Submitting your Application
Form of Application
When you know exactly what information you want to ask for, you will need to draft up an application. The Central Act and the current Central Government Rules do not specify any particular form in which an application has to be made. Thus, you are able to simply make the application on plain paper. However, some State Government Rules made under the Central Act DO require an application form.
Even when an application form is outlined in the law, it is not always essential to use it when applying. In such cases, an application can be made on a photocopied form or even a handwritten application on blank paper can be submitted. A request in the form of a letter should be accepted as long as all the details required are specified on it.
Formulating Your Application
In order to make sure that your application will be successful, make sure that you draft your application in a clear and precise way. This will ensure that you get the right documents - and that you don't end up getting loads of documents that you don't want but for which you have to pay.
The Central Act explicitly states that an applicant making a request shall not be required to give a reason for their request.
Generic information request formats

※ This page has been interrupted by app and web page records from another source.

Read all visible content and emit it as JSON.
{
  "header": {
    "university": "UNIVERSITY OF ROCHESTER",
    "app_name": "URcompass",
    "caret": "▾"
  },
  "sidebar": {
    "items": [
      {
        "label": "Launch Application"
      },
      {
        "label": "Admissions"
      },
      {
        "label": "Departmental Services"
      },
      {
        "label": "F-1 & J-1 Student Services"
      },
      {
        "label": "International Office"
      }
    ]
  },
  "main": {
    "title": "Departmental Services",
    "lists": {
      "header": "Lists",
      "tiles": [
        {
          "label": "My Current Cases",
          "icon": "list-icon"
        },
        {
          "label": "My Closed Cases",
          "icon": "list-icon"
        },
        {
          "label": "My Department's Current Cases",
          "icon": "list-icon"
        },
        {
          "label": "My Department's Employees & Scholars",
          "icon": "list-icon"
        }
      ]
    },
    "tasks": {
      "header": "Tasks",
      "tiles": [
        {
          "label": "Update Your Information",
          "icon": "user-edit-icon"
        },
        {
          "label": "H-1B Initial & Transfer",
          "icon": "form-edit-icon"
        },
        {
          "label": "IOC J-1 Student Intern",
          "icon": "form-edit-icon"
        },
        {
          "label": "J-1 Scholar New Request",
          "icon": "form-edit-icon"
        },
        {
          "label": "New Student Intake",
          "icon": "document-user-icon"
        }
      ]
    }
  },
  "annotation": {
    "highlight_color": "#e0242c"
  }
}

Parivartan, a New Delhi-based NGO which works on right to information, has produced a number of useful pamphlets to assist people to ask questions on specific topics. You may wish to use them as the basis for your own queries. The pamphlets cover a range of issues for which information is regularly requested. For example:
Submitting Your Application
Once you have formulated your application, you need to submit your application to the relevant person within the body, for example, under the Central Act, the Public Information Officer within the Public Authority. The Central Act requires that applications should be submitted in writing, although it allows submission orally if an applicant has difficulty with writing. In such cases, the application should be written down by the PIO and a copy given to the applicant. The Central Act even allows for submission via electronic means, for example, email or fax. If you send you application in by post, you should consider sending it by "Under-Certificate Post", which is cheaper than Registered Post but will still reach in a maximum of 3 days.
The Central Act does not clarify whether a receipt is required to be given to an applicant. However, the Central Government Right to Information (Regulation of Fee and Cost Rules) 2005 when read with the Central Government Right to Information Amendment to Fee Rules 2005 state that the application fees accompanying the information request at the time of submission must be paid against proper receipt You should check your relevant State Rules to find out the requirements in your jurisdiction. Using Under-Certificate Post will ensure that you are sent an acknowledgement of the date on which the application was delivered/received.
Once your application has been submitted, the time limits specified in the law for a response will start to run. You have a right to receive a response to your request, whether your application is accepted or your application is rejected, within the period specified in the Act.
What if you submit your application to the wrong body?
The Central Act includes specific provisions requiring that where an application is submitted to one public authority but the information requested is not held by that public authority, the application should be transferred to the body which is most likely to hold the information. The application should not just be rejected.
Under the Central Act, if your application is transferred, the public authority needs to advise you immediately of the transfer. You should be sent a written notice stating which body the application has been transferred to, why it was transferred and when. The Central Act requires that any transfer must be done within 5 days from receiving the application.
Please click on the link to the Central RTI Act to read the detailed provisions contained in the law. Please click on the link to CHRI's State RTI pages to find out more about relevant rules and implementation in your specific State.